Eric Meyers has a nice article about the earliest synagogues in The Jewish Week. He is especially interested in the immediate post-70 situation and what it might tell us about the development of Judaism:
One of the more important and sensitive historical issues that has emerged in the course of this debate, based to a large degree on the paucity of synagogue remains post-70, is the degree to which classical Judaism arose in response to Christianity or the degree to which the tragedy of the two wars with Rome (66-70, 132-135 CE) led the Jewish people to re-evaluate their tradition and successfully reinterpret it within the changed circumstances of two crushing defeats.
In my view this period in the history of Judaism was as definitive as the period after the destruction of the First Temple in 586 BCE when the exiled Judeans not only survived but managed to pray without the Temple and began the task of editing the books of Scripture that would help them maintain their identity and keep the traditions of former times. The first centuries after 70 CE also led to publication of the Mishnah by 200 CE and many of the early biblical commentaries. It is unimaginable that all of this literary creativity, along with the development of the synagogue liturgy, could have happened without a physical setting in which it could take shape.

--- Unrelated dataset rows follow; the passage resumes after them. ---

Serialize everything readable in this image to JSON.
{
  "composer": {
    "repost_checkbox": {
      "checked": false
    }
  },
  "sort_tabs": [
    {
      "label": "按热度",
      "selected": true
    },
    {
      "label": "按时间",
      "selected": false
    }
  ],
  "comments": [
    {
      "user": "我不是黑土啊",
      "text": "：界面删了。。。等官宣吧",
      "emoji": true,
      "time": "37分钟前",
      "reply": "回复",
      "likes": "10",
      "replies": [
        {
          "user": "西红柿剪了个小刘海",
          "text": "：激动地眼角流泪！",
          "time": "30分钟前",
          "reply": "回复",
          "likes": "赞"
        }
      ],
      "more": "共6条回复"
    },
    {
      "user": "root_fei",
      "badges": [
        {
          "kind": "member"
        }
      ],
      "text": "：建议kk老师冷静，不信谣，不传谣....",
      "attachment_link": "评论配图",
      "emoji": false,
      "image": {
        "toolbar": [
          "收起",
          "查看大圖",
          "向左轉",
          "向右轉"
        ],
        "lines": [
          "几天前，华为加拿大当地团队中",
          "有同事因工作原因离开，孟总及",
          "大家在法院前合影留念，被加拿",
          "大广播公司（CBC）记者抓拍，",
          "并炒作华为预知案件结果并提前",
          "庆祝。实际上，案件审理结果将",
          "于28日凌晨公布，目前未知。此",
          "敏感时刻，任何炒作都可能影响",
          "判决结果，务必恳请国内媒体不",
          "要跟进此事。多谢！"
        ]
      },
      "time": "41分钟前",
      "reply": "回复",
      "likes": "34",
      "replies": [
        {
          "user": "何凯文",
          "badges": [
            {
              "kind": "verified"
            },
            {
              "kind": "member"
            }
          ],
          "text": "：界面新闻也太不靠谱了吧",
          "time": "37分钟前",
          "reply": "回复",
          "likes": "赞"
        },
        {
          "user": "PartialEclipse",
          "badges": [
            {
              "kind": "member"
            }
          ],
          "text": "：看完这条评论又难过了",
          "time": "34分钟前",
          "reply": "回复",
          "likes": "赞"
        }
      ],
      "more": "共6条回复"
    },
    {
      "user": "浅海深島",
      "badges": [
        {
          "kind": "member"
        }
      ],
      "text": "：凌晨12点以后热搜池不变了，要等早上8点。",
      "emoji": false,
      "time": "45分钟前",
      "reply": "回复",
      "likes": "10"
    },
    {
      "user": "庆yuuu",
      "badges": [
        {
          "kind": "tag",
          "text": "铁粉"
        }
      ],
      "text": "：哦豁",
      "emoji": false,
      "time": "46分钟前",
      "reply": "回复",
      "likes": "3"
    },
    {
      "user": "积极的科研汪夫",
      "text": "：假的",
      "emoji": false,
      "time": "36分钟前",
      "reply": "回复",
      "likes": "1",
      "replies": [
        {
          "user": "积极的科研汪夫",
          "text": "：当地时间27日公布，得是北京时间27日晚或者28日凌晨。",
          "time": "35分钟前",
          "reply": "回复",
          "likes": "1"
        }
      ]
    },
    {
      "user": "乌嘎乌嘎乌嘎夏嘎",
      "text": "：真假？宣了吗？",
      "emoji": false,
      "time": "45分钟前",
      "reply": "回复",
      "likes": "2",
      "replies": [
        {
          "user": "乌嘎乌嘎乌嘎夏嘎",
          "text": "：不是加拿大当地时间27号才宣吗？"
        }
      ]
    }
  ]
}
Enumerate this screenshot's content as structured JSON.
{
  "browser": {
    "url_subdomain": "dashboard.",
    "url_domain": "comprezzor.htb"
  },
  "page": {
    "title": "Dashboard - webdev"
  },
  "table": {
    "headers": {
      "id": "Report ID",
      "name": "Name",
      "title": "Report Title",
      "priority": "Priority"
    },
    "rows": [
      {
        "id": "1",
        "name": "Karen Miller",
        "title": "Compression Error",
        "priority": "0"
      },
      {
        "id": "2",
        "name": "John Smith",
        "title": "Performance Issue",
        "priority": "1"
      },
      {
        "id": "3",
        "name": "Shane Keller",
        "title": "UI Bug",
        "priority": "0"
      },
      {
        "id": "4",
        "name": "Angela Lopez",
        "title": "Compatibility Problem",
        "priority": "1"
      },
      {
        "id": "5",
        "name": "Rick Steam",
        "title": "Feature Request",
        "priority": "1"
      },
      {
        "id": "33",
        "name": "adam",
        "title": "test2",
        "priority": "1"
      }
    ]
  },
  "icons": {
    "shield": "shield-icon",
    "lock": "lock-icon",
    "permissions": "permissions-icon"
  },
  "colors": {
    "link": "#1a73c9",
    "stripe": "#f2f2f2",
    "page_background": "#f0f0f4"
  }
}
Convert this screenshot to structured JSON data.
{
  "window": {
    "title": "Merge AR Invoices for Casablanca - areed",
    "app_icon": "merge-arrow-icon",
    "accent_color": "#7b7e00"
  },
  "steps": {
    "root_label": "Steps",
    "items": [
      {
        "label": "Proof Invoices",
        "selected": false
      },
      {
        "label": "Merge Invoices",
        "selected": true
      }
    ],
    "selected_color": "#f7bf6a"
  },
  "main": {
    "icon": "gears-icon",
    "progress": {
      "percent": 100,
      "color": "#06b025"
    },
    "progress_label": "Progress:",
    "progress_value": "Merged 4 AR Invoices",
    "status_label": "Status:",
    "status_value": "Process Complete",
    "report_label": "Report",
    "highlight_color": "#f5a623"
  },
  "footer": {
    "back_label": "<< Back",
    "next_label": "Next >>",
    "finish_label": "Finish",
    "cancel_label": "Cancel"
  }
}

The most logical setting is the synagogue as a structure where the Torah was read, translated and interpreted; where homilies were given; and where the liturgy was sung and recited.